The Vconect project aims to support the development and adoption of high-quality enriched video as a medium for mass communications within communities.
Falmouth University’s work has focused on exploring how video conferencing technology can be developed to support remote performances, rehearsals and teaching.
The research team have developed a prototype system which comprises three screens, three cameras and three projectors that produce an immersive computer aided virtual environment (or CAVE). One CAVE performance studio can be connected to another CAVE through superfast internet connection, enabling real-time engagement between two spaces.

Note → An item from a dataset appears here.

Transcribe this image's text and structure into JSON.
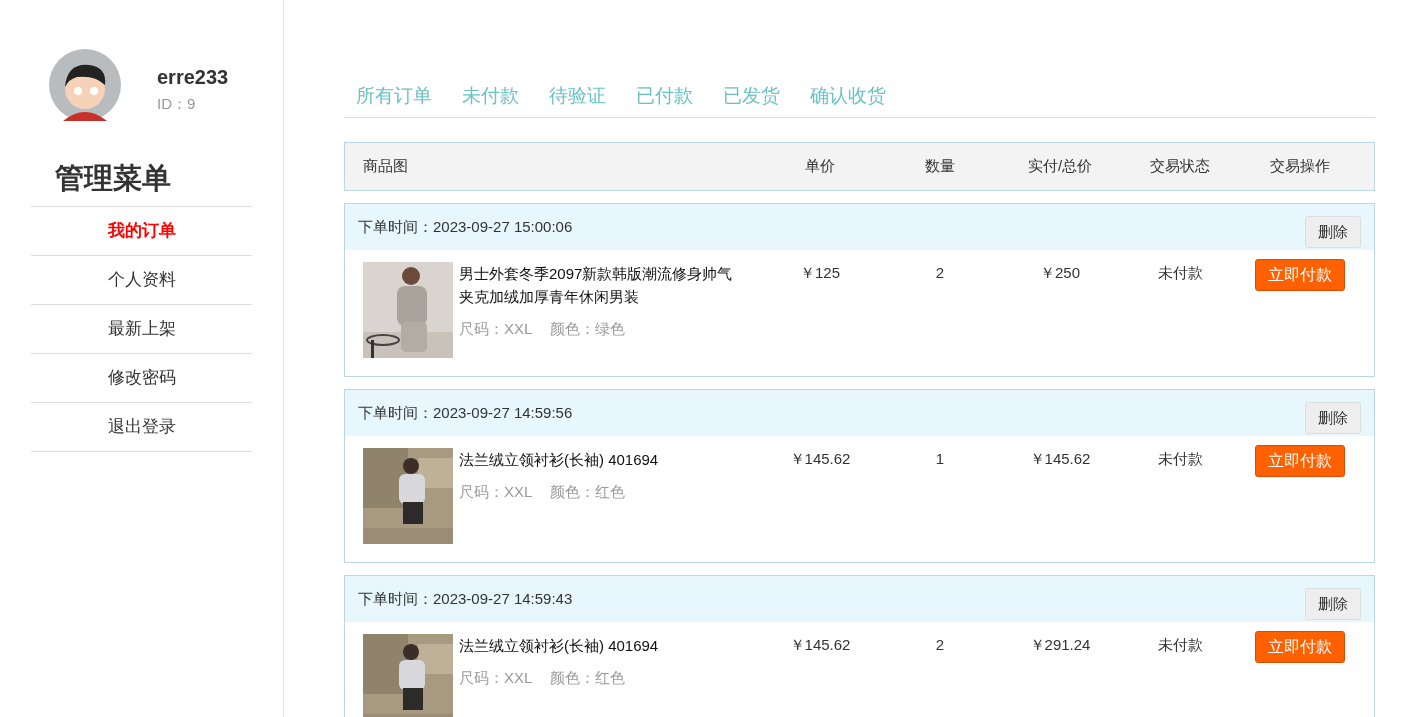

Researchers at Falmouth are currently testing the use of CAVEs, working with professional theatre companies (including Kneehigh, Miracle, Carn to Cove and Hall for Cornwall) to try out the technology for live performances and the potential for connecting remote audiences.
CAVEs open up a range of possibilities for collaborative practice, learning and teaching. Another strand of the project focuses on how CAVEs can be used in a learning environment - for example, a dance teacher teaching a class remotely - and how effective this is. Physiological experiments are also underway to understand the user’s experiences of immersive environments.
One of the huge benefits of Falmouth University’s CAVE system is that it offers a test environment for Vconect’s experimental technologies. The collaborative nature of this project allows all partners to share techniques and benefit from the collective experience as they explore how to enhance performance and user experience of immersive technologies.
The research leading to these results has received funding from the European Community's Seventh Framework Program (FP7/2007-2013) under grant agreement no. ICT-2011-287760
Partners: Alcatel Lucent, BT, CWI (the Netherlands), EURESCOM, Falmouth University, Fraunhofer IIS, Goldsmiths College, Joanneum Research (Austria) and sapo.pt